Work through the records below and tally every line containing "this". Reply with the total alone.

- THE DATA:
....
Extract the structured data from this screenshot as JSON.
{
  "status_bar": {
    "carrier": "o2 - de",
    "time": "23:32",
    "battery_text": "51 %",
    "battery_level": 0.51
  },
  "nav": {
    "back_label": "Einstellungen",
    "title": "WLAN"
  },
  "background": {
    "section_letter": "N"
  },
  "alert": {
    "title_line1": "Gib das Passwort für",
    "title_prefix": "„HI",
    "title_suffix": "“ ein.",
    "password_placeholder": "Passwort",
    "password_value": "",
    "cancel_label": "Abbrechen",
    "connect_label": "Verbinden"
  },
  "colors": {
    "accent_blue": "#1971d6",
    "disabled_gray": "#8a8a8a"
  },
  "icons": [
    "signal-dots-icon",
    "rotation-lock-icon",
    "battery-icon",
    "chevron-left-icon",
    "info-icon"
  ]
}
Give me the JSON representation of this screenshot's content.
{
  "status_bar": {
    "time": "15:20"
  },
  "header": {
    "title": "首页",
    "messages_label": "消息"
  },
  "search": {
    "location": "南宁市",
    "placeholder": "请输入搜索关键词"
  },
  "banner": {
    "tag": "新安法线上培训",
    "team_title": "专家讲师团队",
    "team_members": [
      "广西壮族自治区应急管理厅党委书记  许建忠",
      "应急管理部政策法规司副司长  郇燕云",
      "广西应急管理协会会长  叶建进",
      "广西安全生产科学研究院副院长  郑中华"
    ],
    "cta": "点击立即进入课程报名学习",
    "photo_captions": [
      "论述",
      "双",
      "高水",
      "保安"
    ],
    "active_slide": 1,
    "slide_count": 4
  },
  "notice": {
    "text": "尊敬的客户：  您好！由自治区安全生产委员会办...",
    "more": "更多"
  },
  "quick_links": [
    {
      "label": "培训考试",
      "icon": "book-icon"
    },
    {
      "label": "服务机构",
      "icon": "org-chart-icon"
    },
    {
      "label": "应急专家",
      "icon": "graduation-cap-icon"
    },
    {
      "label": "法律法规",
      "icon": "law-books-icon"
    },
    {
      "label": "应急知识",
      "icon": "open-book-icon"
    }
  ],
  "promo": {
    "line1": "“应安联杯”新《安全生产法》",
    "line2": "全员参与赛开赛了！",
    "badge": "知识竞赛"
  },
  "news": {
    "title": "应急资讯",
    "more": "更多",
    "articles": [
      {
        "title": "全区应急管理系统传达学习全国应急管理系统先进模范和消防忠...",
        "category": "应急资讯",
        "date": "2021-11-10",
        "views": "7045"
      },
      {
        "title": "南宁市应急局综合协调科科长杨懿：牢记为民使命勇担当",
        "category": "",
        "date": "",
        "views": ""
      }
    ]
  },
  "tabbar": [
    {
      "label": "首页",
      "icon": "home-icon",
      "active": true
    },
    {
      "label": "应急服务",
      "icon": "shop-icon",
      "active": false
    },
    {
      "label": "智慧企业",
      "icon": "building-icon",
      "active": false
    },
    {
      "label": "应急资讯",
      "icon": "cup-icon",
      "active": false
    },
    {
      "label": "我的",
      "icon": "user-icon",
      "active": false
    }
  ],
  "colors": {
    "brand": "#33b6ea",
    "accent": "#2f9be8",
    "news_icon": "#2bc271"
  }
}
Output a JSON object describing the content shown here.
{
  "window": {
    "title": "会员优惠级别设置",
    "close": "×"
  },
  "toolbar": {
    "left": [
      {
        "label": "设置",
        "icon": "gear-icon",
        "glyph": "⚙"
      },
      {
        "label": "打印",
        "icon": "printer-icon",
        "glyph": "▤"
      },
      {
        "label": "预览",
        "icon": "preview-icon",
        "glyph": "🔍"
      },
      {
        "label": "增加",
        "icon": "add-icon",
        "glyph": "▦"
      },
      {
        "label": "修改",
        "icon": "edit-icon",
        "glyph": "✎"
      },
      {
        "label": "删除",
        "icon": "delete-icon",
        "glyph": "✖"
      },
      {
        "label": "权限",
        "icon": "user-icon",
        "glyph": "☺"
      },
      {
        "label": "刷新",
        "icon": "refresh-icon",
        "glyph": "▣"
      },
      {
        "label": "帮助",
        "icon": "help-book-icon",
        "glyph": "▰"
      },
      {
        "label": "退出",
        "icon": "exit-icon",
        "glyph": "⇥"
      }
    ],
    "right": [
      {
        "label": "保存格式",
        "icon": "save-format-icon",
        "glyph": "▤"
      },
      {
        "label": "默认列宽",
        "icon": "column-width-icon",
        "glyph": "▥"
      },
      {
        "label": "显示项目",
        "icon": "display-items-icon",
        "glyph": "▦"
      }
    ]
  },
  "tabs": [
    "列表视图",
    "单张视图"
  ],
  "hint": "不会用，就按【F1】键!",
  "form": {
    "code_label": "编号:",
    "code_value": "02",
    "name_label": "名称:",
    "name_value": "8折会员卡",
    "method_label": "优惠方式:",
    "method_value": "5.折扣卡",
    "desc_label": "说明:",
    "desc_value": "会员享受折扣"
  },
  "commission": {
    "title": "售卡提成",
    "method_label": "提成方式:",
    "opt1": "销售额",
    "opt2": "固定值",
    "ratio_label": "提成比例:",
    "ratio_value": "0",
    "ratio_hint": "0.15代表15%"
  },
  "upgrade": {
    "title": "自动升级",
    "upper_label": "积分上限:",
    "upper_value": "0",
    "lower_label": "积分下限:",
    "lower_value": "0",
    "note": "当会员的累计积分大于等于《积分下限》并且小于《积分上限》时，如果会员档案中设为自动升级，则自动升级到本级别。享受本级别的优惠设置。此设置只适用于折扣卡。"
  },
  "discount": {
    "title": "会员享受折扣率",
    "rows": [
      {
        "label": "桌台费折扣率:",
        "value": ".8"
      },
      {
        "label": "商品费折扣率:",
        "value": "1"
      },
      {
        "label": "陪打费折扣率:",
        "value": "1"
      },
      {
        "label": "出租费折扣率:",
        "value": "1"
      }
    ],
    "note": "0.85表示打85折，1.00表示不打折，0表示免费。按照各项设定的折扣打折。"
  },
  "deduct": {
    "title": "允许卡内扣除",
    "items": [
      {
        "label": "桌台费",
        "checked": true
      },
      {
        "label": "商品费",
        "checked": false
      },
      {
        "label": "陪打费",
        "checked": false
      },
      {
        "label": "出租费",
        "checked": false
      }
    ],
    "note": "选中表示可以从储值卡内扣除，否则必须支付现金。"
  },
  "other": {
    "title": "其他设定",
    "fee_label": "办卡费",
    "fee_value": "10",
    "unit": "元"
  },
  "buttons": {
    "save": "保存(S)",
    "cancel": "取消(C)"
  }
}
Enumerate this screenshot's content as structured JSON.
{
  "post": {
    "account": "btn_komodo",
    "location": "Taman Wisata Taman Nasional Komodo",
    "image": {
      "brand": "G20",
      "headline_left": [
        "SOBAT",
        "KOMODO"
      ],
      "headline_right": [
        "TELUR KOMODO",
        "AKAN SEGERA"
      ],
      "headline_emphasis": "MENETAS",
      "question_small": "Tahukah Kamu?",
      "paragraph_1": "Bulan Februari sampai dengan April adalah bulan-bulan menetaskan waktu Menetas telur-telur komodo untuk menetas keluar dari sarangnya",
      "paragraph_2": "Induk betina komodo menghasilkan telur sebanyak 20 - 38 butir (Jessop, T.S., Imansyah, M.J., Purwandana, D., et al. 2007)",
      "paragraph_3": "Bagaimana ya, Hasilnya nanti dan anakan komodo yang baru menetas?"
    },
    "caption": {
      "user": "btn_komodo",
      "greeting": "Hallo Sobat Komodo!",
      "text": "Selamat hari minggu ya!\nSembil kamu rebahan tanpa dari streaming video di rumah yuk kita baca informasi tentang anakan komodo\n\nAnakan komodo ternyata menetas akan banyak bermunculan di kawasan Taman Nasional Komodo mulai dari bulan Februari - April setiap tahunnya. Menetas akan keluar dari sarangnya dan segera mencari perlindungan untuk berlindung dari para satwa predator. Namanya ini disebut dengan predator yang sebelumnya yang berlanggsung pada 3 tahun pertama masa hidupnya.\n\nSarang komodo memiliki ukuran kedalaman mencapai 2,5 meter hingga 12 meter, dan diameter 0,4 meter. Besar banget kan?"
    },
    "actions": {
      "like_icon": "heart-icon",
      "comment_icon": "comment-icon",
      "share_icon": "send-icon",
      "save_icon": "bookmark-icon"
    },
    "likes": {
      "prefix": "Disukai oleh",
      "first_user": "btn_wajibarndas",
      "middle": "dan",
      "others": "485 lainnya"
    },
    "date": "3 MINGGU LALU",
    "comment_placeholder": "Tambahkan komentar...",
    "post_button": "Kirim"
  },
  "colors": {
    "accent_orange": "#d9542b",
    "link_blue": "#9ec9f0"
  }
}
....
- EXERCISE RESULT: 3